“Food banks can have nutrition policies that outline where they source food and which foods they prioritize when funding is available. They can also ensure that food pantry clients are either represented on advisory boards or are able to provide feedback about foods they would like to receive,” Nguyen said.
Additionally, food banks can take steps to make sure nutrition education materials and information about federal assistance programs for health and nutrition are available in languages spoken by recipients.
Partnerships with outside organizations and local farmers can also increase the variety and availability of nutritious foods. Food banks with diverse connections may also adapt better to unexpected spikes in need, such as during the COVID-19 pandemic.
The Food Bank Health and Nutrition Assessment was designed to evaluate these and additional objectives so food banks can identify areas of success as well as potential strategies they hadn't considered before.
Importance of data
“By having data from this assessment to show that some practices to promote nutrition and health may be difficult to implement, several food banks can raise their voices to advocate for policy changes,” Nguyen said.
Food banks with Feeding America and the Midwest Food Bank in four Midwestern states participated in the initial development of the Food Bank Health and Nutrition Assessment. In this small initial sample, most food banks asked food recipients about their preferences or whether diet-related diseases (for example, diabetes) were common, but few had current or former charitable food recipients on advisory boards.
The assessment is available for free through Feeding America, the largest nonprofit organization supporting the charitable food system, and online through the University of Illinois Extension. Food bank staff and partnering community-based professionals such as extension staff can use the assessment to improve promotion of nutrition and health.

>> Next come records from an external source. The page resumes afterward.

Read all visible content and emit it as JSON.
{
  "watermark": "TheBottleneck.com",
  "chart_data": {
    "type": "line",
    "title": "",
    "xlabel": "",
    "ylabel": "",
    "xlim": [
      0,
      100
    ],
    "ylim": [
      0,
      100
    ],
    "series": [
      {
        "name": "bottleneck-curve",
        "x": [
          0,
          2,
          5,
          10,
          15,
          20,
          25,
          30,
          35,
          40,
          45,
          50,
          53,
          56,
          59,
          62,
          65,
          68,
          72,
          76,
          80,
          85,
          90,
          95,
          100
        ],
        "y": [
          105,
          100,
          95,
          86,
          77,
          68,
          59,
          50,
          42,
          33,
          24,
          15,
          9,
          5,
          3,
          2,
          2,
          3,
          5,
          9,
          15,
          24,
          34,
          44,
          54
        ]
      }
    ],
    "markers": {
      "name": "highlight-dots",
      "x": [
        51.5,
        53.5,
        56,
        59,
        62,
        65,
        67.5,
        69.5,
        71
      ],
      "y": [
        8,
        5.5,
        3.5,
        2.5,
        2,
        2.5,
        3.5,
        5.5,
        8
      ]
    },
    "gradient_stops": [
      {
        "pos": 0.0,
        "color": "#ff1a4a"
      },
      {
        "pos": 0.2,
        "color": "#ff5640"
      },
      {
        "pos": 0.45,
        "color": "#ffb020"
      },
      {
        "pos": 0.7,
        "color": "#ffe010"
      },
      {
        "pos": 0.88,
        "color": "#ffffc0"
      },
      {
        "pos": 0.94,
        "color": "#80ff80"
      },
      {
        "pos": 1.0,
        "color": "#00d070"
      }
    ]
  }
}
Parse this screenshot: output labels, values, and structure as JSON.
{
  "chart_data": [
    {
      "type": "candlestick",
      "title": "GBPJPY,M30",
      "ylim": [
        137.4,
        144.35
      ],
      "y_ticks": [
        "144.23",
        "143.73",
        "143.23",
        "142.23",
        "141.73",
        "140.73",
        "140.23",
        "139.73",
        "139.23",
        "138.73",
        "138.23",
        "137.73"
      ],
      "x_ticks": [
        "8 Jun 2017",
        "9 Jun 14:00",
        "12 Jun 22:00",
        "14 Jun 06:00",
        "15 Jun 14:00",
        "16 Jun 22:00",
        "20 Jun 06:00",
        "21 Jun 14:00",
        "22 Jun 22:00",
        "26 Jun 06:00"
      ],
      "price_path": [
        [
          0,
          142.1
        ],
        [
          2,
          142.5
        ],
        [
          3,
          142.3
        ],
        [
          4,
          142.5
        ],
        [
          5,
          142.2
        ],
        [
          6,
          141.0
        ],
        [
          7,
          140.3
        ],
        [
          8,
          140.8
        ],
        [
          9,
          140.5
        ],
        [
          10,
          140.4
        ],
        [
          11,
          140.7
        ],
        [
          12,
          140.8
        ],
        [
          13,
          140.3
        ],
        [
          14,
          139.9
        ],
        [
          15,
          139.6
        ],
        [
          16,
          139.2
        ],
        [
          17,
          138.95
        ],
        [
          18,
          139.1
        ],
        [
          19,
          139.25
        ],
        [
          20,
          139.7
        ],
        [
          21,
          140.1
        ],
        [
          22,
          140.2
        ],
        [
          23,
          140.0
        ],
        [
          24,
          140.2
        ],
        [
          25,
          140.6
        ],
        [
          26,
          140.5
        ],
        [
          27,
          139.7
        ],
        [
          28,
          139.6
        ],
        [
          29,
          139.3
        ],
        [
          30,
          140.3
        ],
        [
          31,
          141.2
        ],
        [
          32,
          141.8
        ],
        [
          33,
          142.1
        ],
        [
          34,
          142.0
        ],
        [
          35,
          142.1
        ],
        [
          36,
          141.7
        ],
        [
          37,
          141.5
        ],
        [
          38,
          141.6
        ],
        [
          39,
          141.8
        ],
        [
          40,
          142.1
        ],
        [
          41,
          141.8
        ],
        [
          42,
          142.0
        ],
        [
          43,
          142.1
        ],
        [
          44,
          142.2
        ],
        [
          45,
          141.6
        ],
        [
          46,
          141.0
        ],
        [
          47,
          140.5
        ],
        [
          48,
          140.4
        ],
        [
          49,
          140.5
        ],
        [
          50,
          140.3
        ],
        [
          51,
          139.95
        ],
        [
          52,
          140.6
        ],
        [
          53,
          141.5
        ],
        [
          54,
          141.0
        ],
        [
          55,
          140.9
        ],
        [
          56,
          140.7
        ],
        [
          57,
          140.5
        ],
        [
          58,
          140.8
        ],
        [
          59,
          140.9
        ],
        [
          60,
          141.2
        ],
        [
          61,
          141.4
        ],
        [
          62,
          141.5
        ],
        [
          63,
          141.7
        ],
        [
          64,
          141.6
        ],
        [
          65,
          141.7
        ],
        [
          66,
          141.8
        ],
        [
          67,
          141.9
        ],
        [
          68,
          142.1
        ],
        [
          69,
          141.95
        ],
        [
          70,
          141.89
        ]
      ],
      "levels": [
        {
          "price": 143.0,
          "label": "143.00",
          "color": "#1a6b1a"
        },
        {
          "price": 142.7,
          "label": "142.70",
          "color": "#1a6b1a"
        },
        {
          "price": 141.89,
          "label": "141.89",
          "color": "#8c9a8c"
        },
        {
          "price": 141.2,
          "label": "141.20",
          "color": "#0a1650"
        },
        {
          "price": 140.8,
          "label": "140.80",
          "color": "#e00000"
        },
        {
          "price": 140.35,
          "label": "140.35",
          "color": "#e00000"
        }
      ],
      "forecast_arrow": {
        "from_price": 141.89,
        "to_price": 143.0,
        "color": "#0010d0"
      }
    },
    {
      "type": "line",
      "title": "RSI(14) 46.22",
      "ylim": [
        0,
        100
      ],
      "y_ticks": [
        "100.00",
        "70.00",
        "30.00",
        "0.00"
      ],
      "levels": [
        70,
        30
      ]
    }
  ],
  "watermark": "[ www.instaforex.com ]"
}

Other authors include Caitlin Kownacki, Veronica Skaradzinski, Kaitlyn Streitmatter, Stephanie Acevedo and Jennifer McCaffrey with the University of Illinois at Urbana-Champaign; Stephen D. Ericson with Feeding Illinois; and Jessica E. Hager with Feeding America.
Funding for the research was supported by the Supplemental Nutrition Assistance Program-Education, or SNAP-Ed, in Illinois